Cookies on this website

We use cookies to ensure that we give you the best experience on our website. If you click 'Accept all cookies' we'll assume that you are happy to receive all cookies and you won't see this message again. If you click 'Reject all non-essential cookies' only necessary cookies providing core functionality such as security, network management, and accessibility will be enabled. Click 'Find out more' for information on how to change your cookie settings.

Multiple sclerosis (MS) susceptibility is characterized by maternal parent-of-origin effects and increased female penetrance. In 7796 individuals from 1797 MS families (affected individuals n = 2954), we further implicate epigenetic modifications within major histocompatibility complex (MHC) class II haplotypes as mediating these phenomena. Affected individuals with the main MS-associated allele HLA-DRB1*15 had a higher female-to-male ratio versus those lacking it (P = 0.00023). Distorted transmission of MHC haplotypes by both parent-of-origin and gender-of-affected-offspring was most evident in the maternal HLA-DRB1*15 transmission to affected female offspring (OR = 3.31, 95% CI = 2.59-4.24) contrasting with similarity among maternal transmission to affected male offspring (OR = 2.13, 95% CI = 1.44-3.14), paternal transmissions to affected female (OR = 2.14, 95% CI = 1.64-2.78) and male (OR = 2.16, 95% CI = 1.37-3.39) offspring.
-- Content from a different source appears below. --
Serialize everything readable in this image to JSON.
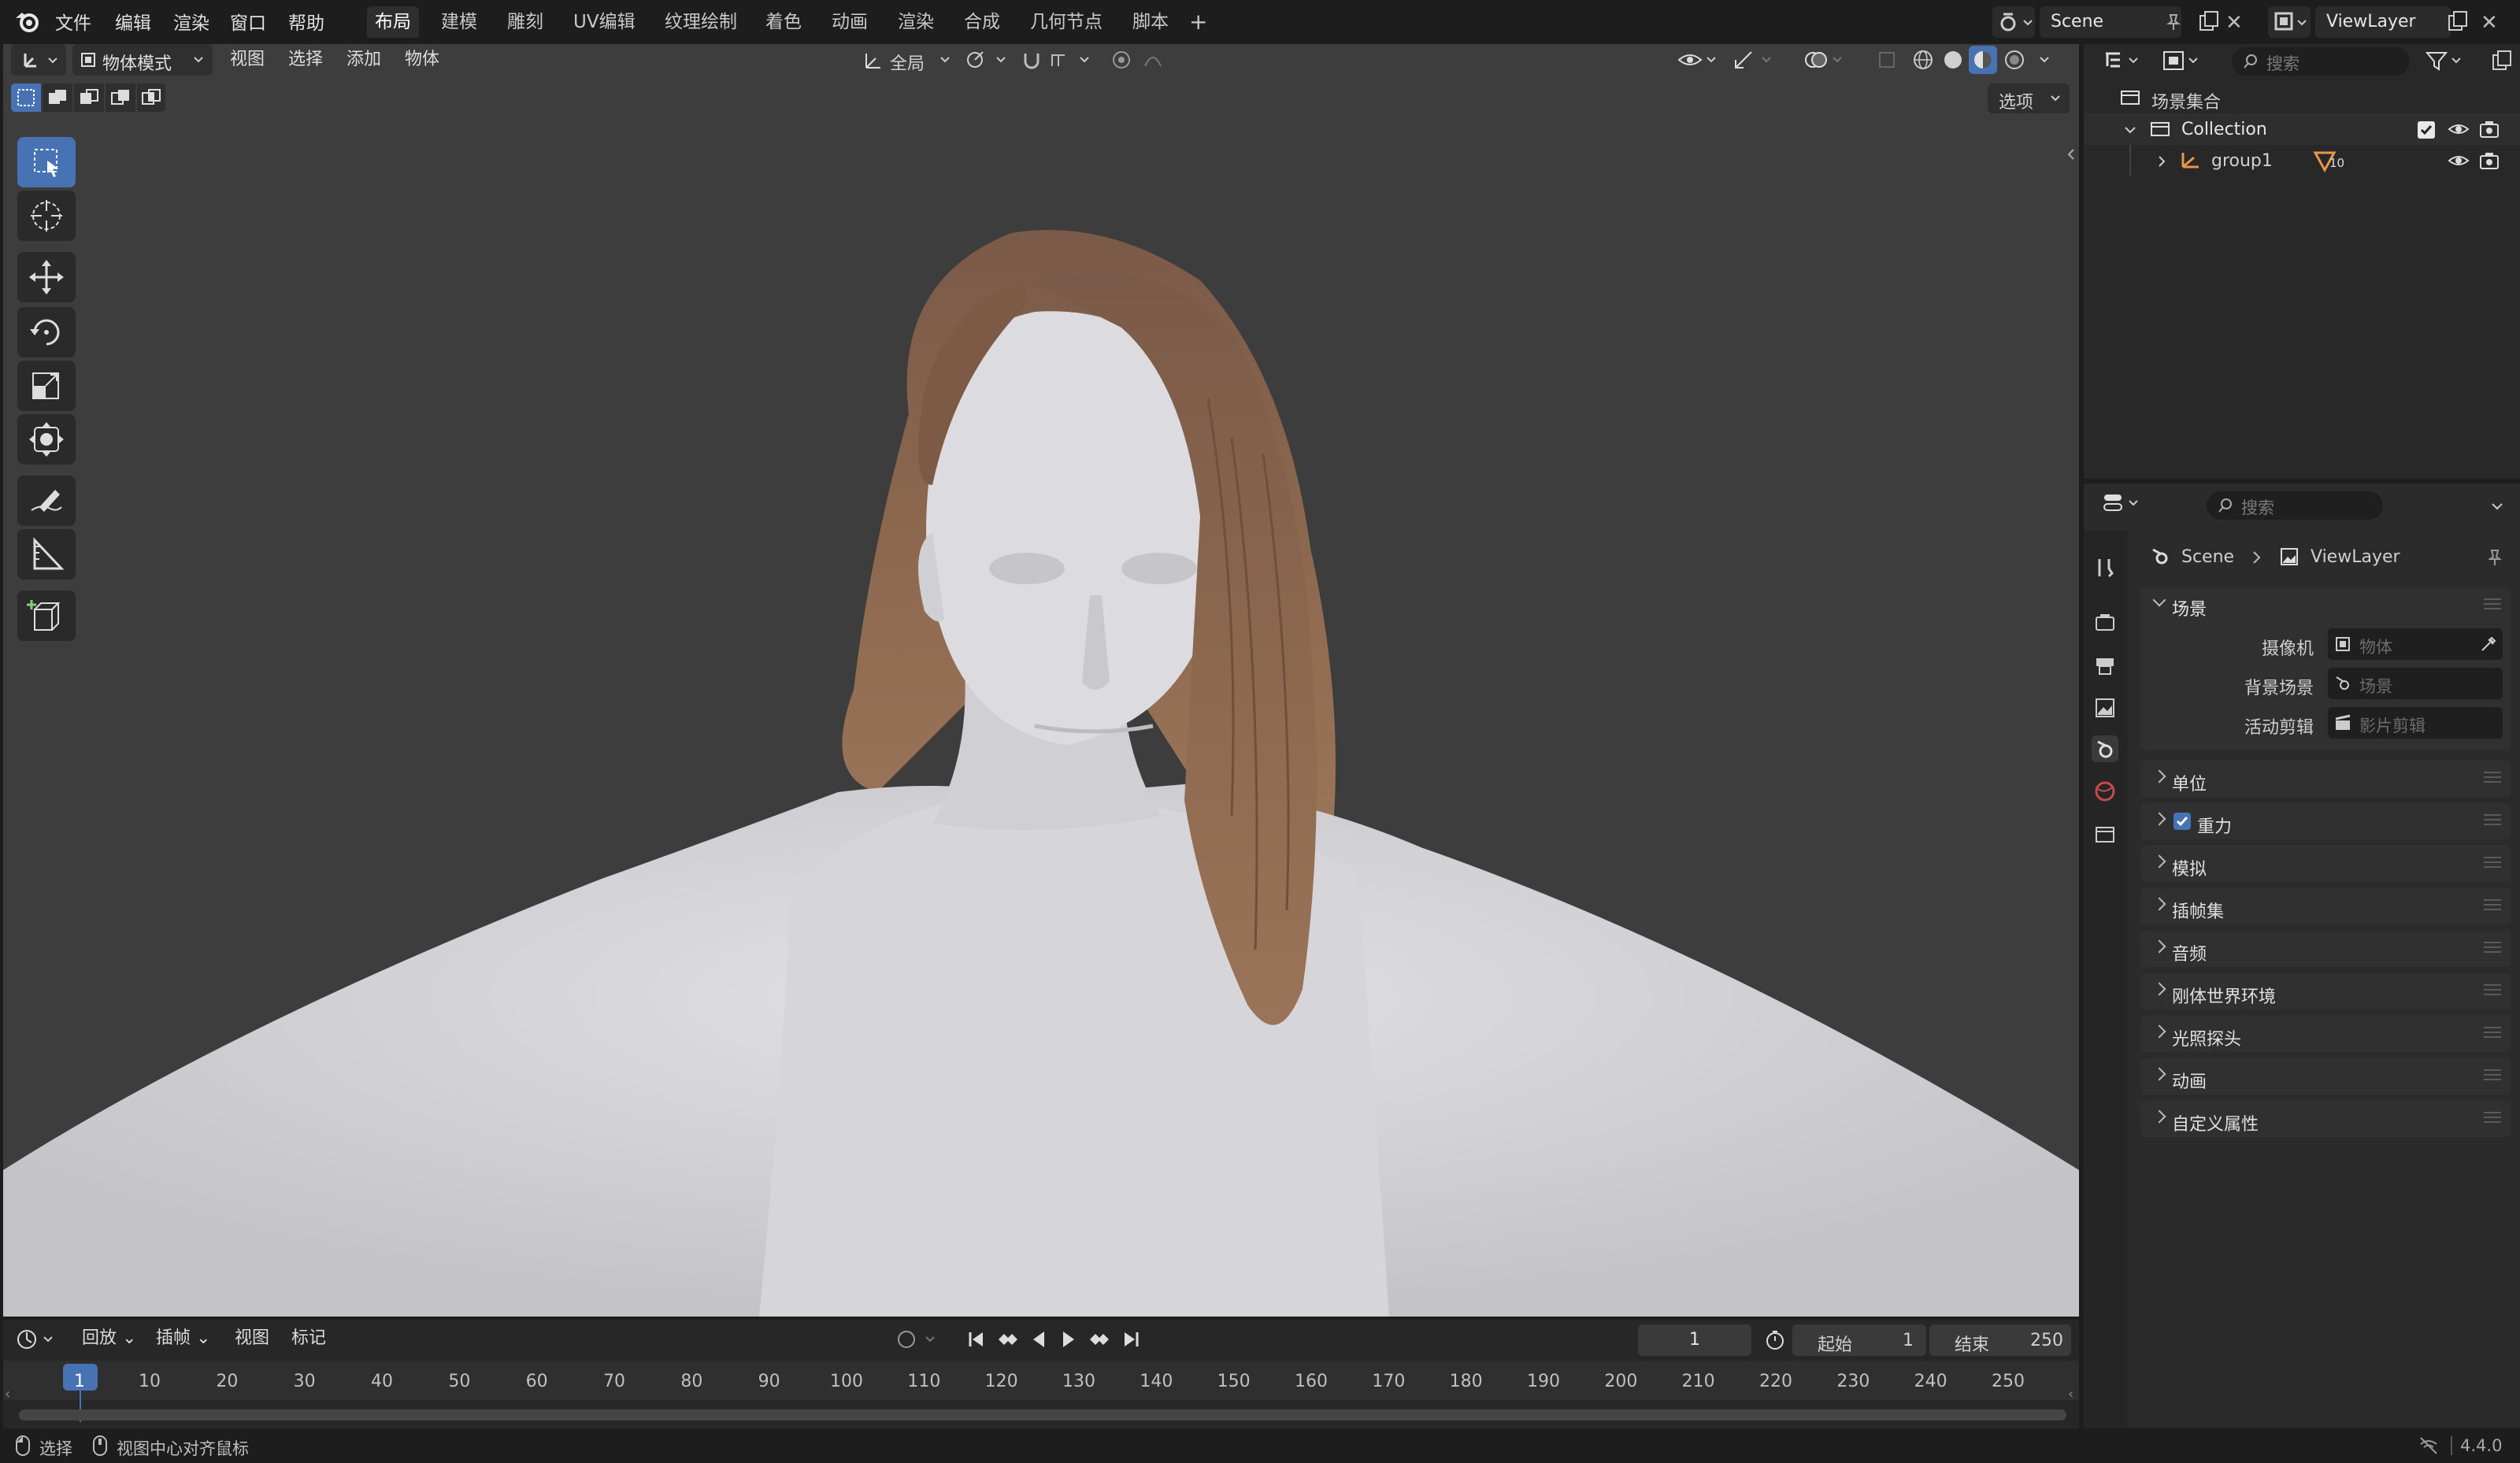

Significant parent-of-origin effects were observed in affected females (maternal: P = 9.33 x 10(-42); paternal: P = 1.12 x 10(-15); comparison: P = 0.0014), but not in affected males (maternal: P = 6.70 x 10(-8); paternal: P = 2.54 x 10(-6); comparison: P = 0.95). Conditional logistic regression analysis revealed further differential risk of HLA diplotypes. Risks for HLA-DRB1*15 and likely for other HLA-DRB1 haplotypes were restricted by (i) parent-of-origin, (ii) gender-of-offspring and (iii) trans epistasis in offspring. These findings may illuminate the gender bias characterizing autoimmunity overall. They raise questions about the concept of restricted antigen presentation in autoimmunity and suggest that gender-specific epigenetic interactions may be the driving forces behind the MHC haplotypic associations. Haplotype-specific epigenetic modifications at MHC class II and their decay appear to be at the heart of MS pathogenesis and inheritance of risk, providing the focus for gene-environment interactions that determine susceptibility and resistance.

Original publication




Journal article


Hum Mol Genet

Publication Date





3679 - 3689


Cohort Studies, Female, Genetic Predisposition to Disease, Genomic Imprinting, HLA-DR Antigens, HLA-DRB1 Chains, Haplotypes, Humans, Male, Multiple Sclerosis, Pedigree